Use Stronger Passwords
Researchers at Carnegie Mellon University – one of the best computer engineering schools in the world – advise that longer passwords that involve phrases are much more secure and harder to crack. The other reason why a “pass phrase” is a good idea is that it can be easier for you to remember. Experts recommend that you use a combination of numbers, letters of the alphabet, and symbols (such as #,&,@,$, +, etc.) and make your password 12 or 13 digits or characters long. The easiest way to do that is to create a phrase you will remember.
Here is a simple example of how to do that. Let’s take a phrase that a lover of hotdogs might use, like “I ate 4 hotdogs!” That phrase contains 11 letters, one number, and a symbol – the exclamation point. Put it all together as a password and it looks like this: Iate4hotdogs!
That is easy for a hot dog lover to remember, and super-hard for a criminal to guess. Here’s another example, where you swap a letter of the alphabet for a symbol that resembles it. In this case we’ll use $ instead of S. We’ll also use numbers to replace words, and wind up with this password: Luv2$hop4$tuff
That password phrase, which translates into “Love to shop for stuff” contains two symbols, two different numbers, and 10 letters.
Practice password creation until you find ones that resonate with you. Have fun, be creative, and come up with passwords of your own that are complex and hard to decipher. Then get into the habit of changing your passwords every few months. A good way to remember to do that is to change them for new passwords every time you set your clocks ahead or behind for Daylight Savings Time, in the spring and in the fall. Or be extra vigilant and change them with the seasons – winter, spring, summer, and fall.
Red Flags at Gas Pumps
Credit card thieves can use gadgets called skimming devices to steal data from gas pumps, so be on the alert. Before inserting your card, always grab the slot that it goes into with your fingers and give it a shake. The apparatus should be firm and solid. If you move it and it wiggles and rattles around, that could be because a thief broke into the gas pump and installed an electronic skimmer. In that case, report the suspicious gas pump card slot to the store manager, and move on to another pump that doesn’t give off any warning signals.

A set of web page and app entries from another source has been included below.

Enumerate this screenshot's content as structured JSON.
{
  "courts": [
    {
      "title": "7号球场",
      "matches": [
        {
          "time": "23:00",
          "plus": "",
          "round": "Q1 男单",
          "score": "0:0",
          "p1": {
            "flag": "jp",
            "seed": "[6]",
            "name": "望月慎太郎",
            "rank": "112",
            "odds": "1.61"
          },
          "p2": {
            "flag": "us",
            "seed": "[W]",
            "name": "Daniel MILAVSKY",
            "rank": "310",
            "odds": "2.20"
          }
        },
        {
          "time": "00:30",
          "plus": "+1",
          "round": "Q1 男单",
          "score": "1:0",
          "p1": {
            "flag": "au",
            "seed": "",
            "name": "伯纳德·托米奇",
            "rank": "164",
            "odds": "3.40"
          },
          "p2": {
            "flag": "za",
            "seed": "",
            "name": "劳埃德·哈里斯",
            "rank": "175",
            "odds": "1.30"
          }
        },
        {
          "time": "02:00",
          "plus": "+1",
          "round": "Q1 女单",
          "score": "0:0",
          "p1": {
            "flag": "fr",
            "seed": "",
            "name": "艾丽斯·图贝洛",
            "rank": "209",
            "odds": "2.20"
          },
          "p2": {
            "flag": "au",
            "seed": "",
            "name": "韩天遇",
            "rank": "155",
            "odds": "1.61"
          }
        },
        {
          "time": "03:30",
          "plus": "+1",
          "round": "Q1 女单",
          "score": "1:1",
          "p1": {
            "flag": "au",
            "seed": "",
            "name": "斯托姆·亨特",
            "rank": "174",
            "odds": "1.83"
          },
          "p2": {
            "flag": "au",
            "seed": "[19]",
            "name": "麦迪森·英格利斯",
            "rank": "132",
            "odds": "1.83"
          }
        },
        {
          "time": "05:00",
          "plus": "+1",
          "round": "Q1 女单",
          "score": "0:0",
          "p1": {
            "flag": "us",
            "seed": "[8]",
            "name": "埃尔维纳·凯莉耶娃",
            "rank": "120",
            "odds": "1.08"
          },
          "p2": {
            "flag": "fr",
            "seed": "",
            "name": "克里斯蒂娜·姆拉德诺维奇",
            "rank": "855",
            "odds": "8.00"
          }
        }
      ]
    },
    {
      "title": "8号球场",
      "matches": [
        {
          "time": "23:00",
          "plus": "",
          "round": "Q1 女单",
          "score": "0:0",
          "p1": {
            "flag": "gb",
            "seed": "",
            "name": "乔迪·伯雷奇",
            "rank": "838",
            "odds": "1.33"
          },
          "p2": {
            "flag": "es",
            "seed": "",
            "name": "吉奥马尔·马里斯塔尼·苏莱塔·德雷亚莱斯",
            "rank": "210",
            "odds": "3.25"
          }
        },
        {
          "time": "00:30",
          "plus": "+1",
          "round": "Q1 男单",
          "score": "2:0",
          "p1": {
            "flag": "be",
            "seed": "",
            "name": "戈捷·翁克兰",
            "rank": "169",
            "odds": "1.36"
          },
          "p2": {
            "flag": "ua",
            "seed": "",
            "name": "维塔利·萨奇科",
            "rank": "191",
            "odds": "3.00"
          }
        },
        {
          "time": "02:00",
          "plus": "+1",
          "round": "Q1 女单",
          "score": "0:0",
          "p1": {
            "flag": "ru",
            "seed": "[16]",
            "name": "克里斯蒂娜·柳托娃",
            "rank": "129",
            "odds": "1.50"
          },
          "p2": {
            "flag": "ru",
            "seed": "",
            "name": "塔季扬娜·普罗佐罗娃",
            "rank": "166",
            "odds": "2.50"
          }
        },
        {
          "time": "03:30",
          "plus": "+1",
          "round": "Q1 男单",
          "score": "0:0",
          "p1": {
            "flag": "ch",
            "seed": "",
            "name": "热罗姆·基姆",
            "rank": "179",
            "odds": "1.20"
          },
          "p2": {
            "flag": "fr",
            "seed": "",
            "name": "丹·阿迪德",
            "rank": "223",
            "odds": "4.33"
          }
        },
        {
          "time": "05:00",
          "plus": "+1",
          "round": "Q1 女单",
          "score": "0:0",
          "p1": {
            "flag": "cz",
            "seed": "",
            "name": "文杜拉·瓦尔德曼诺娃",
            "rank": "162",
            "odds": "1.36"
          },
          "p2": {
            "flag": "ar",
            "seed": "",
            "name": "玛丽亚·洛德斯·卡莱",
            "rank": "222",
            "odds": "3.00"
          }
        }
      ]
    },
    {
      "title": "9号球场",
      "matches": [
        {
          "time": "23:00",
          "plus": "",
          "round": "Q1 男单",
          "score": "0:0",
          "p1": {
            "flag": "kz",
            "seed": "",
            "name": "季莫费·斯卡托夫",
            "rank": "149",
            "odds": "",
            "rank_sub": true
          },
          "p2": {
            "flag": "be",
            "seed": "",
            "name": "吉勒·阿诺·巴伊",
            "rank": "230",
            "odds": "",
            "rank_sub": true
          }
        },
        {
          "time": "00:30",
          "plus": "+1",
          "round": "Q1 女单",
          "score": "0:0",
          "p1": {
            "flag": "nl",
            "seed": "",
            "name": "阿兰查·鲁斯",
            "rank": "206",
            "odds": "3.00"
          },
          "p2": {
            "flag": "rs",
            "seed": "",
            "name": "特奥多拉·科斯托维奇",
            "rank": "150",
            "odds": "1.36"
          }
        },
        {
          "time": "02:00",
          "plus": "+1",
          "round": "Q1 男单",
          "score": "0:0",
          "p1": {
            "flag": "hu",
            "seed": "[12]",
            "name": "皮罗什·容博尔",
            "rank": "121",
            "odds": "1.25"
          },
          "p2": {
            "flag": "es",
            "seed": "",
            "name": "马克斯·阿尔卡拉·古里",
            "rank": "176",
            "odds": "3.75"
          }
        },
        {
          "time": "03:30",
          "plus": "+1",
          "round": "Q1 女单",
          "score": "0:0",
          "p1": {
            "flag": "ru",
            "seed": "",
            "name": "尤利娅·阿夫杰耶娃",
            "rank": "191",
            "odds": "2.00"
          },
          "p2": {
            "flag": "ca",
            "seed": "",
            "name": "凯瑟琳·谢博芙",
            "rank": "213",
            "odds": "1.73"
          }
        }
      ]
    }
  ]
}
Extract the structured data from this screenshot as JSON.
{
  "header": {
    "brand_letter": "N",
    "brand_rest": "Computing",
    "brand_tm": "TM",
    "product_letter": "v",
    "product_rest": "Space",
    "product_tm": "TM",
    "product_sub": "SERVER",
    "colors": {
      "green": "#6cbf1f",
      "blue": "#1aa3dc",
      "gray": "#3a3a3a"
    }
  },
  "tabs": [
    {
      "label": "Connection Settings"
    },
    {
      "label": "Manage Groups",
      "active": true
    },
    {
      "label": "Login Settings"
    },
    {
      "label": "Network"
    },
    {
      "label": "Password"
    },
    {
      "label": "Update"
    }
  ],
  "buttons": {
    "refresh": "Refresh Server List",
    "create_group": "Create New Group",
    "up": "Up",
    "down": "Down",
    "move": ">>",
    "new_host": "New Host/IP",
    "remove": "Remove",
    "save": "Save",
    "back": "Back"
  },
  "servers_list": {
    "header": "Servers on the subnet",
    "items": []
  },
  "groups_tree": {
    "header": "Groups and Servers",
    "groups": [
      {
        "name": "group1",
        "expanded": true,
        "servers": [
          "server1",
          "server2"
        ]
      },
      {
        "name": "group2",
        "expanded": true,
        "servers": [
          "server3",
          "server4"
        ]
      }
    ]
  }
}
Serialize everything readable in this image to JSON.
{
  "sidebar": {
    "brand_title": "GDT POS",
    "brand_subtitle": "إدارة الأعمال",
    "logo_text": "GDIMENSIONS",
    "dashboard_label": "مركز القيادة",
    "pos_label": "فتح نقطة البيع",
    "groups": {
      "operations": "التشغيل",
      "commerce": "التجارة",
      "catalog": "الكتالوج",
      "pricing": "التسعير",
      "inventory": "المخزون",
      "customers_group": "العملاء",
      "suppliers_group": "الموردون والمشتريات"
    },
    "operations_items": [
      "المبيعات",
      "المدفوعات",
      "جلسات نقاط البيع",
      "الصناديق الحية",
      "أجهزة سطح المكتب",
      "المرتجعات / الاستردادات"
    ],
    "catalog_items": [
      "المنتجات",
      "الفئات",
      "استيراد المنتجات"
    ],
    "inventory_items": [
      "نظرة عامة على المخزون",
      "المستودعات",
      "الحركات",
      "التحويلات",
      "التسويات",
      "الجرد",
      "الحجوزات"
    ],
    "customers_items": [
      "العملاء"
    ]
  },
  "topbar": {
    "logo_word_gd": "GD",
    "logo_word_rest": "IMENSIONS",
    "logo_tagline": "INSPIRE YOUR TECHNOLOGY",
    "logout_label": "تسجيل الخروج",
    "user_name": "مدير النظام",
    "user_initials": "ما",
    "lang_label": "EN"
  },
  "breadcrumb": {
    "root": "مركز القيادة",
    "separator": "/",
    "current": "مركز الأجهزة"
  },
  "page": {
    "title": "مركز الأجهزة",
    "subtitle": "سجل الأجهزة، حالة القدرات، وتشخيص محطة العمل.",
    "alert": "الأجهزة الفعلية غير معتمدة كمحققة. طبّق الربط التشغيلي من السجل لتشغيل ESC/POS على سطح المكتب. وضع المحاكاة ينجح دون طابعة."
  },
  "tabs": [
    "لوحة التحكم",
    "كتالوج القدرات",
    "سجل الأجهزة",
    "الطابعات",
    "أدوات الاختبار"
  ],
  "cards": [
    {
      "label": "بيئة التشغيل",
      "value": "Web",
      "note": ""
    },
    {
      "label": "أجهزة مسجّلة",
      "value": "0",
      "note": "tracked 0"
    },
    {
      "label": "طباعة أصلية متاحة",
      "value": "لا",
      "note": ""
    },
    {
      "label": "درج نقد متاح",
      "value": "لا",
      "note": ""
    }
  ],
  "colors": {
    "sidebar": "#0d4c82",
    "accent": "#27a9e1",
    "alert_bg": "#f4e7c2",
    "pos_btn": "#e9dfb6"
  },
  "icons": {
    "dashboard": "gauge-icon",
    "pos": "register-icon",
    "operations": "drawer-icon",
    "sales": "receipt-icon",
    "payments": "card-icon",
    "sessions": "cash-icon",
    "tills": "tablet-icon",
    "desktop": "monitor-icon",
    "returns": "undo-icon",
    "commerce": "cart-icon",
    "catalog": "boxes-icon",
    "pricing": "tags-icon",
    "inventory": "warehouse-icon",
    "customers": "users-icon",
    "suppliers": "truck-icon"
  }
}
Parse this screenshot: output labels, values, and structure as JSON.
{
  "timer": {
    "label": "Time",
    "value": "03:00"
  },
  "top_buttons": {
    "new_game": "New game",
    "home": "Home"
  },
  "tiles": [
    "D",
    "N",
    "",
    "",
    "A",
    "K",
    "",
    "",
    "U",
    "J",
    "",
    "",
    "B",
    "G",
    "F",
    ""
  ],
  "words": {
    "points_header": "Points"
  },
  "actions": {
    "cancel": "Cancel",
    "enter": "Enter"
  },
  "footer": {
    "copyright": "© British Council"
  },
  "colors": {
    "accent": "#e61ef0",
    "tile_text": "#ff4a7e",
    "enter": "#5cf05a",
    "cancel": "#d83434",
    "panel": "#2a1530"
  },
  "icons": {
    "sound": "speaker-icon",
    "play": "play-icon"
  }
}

Social Media Vulnerability
The account information that relates to your credit card or credit cards is what is really valuable – so get in the habit of protecting that sensitive information, wherever it lives. Don’t store credit card information in your smart phone, for example, unless it on an app that was created by your bank and downloaded directly from your bank. Never include confidential information in texts or emails, either.
How important is this? Research published by the major credit card processing company Visa revealed that American consumers share way too much sensitive financial information through social media, either on purpose or by mistake. More than 58% of consumers surveyed admitted sharing sensitive data on social media, and 7% even posed their Social Security number.
Fraudsters troll social media looking for details they can use to commit identity theft, like birthdays, home addresses, or password clues like your mother’s maiden name or your pet’s name. Sometimes people post photos on the Internet, and their credit cards are visible in the photos – so that crooks can magnify the photo and read the credit card account number. The bottom line is that it is smart to think before posting any information or photos, to be sure you do not inadvertently give away valuable data that could lead to credit card fraud.